Dataset records:
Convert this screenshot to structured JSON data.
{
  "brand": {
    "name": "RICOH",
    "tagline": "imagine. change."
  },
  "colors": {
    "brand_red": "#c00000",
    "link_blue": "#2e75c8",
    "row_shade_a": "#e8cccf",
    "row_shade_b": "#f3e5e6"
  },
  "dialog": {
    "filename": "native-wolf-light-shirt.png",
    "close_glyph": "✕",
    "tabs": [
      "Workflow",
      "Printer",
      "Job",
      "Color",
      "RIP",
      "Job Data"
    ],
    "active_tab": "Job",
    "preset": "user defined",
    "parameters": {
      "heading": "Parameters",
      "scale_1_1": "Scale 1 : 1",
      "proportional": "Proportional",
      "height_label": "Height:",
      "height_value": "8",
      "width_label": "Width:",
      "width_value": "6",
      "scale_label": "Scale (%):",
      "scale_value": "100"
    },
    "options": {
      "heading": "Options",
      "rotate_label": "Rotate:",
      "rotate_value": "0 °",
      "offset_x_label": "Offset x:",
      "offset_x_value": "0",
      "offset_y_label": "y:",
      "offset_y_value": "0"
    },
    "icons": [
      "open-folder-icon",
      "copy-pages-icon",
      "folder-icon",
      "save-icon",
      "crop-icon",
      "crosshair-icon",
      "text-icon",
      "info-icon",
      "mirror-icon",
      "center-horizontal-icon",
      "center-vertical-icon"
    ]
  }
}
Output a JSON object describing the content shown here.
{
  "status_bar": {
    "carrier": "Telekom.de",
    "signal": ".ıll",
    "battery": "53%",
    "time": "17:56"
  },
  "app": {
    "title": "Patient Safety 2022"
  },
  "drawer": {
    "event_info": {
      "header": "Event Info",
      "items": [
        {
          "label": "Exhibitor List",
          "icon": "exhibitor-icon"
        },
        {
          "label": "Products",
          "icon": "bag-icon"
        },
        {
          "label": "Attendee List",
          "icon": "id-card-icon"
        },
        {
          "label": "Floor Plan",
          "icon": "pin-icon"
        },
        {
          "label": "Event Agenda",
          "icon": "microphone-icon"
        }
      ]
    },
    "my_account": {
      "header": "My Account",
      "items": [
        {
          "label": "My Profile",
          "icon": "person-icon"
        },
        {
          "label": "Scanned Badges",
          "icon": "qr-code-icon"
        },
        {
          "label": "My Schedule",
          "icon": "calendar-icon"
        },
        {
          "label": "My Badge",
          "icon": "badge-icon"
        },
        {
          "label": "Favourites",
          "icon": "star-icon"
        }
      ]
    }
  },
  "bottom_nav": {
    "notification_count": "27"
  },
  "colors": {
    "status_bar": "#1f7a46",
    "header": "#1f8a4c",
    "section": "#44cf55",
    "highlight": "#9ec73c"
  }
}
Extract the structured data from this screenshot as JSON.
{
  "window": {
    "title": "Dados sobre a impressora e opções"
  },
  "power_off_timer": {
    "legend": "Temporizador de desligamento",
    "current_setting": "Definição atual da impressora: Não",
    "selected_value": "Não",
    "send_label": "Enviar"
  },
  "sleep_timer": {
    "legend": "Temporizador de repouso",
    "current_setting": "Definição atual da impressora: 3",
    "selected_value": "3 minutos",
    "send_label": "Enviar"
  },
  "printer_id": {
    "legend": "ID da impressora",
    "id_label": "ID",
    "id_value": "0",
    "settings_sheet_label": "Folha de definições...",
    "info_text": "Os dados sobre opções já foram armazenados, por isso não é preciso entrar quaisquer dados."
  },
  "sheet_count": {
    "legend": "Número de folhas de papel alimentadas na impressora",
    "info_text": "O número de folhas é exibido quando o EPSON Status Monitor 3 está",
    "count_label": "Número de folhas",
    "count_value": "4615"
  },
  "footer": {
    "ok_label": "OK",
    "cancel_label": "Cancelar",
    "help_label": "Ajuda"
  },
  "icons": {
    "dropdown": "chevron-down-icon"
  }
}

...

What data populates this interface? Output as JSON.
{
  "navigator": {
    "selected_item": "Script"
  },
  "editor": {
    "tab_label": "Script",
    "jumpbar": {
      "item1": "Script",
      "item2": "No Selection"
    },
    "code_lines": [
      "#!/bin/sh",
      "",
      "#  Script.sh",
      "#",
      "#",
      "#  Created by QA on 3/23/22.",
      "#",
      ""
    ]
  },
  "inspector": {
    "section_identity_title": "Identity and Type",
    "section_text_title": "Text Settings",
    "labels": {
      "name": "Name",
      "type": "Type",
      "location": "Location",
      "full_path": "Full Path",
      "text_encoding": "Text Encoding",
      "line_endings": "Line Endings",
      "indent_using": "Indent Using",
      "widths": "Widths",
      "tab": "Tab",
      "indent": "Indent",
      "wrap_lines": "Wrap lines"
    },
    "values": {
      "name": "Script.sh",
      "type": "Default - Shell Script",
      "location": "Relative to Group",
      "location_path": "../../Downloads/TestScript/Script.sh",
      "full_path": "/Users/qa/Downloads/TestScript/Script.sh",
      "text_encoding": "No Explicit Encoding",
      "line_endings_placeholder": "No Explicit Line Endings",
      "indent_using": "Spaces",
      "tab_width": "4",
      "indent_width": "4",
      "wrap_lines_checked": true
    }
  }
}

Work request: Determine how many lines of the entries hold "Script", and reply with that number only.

Completed task: 8